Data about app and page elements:

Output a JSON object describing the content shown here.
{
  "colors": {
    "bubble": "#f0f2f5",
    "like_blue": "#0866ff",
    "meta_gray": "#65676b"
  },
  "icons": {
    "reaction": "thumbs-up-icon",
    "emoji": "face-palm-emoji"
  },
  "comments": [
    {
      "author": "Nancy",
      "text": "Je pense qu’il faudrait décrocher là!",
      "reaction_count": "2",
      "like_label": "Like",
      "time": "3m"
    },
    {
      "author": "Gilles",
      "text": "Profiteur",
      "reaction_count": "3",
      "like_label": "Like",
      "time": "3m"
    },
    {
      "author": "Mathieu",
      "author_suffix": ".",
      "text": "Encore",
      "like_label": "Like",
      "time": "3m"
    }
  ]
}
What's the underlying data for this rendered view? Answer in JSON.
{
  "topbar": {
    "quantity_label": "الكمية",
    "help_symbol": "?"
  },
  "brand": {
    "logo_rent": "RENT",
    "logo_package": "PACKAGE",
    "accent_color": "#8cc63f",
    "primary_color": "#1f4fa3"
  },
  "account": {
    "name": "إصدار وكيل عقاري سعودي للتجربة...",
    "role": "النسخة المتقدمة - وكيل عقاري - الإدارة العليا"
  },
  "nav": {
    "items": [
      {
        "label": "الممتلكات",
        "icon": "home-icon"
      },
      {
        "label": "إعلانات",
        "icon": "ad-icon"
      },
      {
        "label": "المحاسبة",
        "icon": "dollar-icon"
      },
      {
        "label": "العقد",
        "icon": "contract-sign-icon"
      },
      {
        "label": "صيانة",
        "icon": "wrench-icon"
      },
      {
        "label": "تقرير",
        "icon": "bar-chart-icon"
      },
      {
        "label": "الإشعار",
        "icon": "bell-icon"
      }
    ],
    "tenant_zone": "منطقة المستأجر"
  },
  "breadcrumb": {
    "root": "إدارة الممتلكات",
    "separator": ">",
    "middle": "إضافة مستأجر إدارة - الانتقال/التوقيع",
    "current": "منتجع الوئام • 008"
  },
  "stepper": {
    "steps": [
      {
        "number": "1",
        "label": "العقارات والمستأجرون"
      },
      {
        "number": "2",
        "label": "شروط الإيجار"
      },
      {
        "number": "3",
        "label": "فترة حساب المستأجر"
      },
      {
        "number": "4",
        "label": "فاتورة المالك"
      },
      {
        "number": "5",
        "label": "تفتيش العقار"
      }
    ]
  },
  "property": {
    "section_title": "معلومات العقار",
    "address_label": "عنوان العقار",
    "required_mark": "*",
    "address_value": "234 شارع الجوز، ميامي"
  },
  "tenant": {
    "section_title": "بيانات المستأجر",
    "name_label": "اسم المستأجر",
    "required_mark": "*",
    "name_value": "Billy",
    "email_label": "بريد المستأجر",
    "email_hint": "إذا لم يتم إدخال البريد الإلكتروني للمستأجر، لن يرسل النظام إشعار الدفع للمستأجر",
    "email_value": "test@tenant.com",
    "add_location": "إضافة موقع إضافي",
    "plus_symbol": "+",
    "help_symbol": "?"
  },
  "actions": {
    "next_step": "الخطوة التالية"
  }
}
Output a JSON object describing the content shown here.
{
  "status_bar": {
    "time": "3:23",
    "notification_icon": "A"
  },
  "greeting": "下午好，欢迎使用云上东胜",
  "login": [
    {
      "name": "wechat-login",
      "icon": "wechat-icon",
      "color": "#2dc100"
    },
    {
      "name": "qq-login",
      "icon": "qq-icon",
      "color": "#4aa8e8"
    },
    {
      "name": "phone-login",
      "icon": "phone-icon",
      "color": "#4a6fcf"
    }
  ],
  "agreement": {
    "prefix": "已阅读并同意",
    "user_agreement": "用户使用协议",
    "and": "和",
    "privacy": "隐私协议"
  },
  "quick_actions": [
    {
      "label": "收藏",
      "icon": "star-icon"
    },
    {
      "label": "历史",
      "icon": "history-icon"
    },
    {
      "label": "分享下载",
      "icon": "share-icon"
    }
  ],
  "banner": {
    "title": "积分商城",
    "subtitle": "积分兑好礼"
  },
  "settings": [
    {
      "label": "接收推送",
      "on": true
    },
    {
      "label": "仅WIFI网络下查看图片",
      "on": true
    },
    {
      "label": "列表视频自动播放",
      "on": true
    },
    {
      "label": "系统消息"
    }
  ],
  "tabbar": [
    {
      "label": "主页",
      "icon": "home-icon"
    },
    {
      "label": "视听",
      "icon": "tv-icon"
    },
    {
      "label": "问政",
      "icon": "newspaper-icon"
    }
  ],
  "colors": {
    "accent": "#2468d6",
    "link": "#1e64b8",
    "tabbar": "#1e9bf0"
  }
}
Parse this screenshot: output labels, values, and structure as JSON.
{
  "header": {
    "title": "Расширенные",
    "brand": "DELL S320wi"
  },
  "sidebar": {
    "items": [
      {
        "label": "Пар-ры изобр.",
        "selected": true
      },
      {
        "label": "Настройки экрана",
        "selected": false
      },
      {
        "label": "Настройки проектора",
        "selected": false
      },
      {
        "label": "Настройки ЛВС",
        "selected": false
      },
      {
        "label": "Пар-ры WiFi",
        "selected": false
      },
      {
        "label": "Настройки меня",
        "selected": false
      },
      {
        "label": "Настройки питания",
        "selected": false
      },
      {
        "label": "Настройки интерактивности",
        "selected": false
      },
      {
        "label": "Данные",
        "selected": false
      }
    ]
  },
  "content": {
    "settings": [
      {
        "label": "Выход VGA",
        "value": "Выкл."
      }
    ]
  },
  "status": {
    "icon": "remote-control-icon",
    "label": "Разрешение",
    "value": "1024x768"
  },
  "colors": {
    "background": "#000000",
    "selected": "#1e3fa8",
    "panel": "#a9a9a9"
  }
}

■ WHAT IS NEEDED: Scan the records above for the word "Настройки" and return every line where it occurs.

■ ANSWER TO THE EXERCISE:
        "label": "Настройки экрана",
        "label": "Настройки проектора",
        "label": "Настройки ЛВС",
        "label": "Настройки меня",
        "label": "Настройки питания",
        "label": "Настройки интерактивности",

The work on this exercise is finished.